▼
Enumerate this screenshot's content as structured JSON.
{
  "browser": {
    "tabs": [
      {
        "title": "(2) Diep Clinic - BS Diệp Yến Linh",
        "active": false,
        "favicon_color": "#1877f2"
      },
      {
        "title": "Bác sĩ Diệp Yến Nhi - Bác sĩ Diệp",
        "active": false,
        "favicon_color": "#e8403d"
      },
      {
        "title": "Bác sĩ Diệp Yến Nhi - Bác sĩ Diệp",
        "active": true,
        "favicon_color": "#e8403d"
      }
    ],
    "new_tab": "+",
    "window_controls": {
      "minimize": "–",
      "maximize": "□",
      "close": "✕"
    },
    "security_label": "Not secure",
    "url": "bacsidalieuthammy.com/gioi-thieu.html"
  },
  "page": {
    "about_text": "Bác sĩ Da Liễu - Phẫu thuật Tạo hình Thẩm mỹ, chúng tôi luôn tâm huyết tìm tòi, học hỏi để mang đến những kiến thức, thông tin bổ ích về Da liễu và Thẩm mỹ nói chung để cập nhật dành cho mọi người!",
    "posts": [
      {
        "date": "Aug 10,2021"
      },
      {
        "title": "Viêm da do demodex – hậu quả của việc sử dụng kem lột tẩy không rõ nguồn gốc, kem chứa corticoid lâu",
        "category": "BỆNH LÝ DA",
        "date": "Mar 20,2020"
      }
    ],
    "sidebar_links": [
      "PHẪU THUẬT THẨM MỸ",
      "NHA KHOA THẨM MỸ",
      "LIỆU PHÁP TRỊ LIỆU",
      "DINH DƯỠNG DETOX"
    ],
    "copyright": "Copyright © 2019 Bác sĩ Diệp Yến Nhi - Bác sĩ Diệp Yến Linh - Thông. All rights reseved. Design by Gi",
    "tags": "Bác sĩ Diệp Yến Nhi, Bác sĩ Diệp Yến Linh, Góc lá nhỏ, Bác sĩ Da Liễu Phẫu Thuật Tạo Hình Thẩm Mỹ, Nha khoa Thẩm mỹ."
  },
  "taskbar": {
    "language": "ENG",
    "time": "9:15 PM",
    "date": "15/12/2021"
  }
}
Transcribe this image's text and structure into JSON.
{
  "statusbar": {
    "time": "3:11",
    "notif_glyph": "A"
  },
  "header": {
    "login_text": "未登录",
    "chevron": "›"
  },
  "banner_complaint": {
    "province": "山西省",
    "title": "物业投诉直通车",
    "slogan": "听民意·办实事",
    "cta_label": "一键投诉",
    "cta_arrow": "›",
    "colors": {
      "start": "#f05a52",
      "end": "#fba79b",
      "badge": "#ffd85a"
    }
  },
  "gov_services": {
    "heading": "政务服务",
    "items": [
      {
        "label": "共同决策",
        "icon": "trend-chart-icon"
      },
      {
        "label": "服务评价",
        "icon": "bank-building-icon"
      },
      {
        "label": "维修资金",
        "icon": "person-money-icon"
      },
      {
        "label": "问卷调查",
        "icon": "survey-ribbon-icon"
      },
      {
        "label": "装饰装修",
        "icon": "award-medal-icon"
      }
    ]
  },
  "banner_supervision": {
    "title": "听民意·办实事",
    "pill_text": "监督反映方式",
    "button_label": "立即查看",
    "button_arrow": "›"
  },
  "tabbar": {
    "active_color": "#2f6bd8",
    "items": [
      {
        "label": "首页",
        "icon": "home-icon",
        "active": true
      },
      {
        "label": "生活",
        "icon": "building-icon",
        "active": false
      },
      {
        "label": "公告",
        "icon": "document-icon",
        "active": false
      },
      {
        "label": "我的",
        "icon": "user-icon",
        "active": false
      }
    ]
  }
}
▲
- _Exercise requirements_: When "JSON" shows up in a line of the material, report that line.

- _Problem solution_:
Enumerate this screenshot's content as structured JSON.
Transcribe this image's text and structure into JSON.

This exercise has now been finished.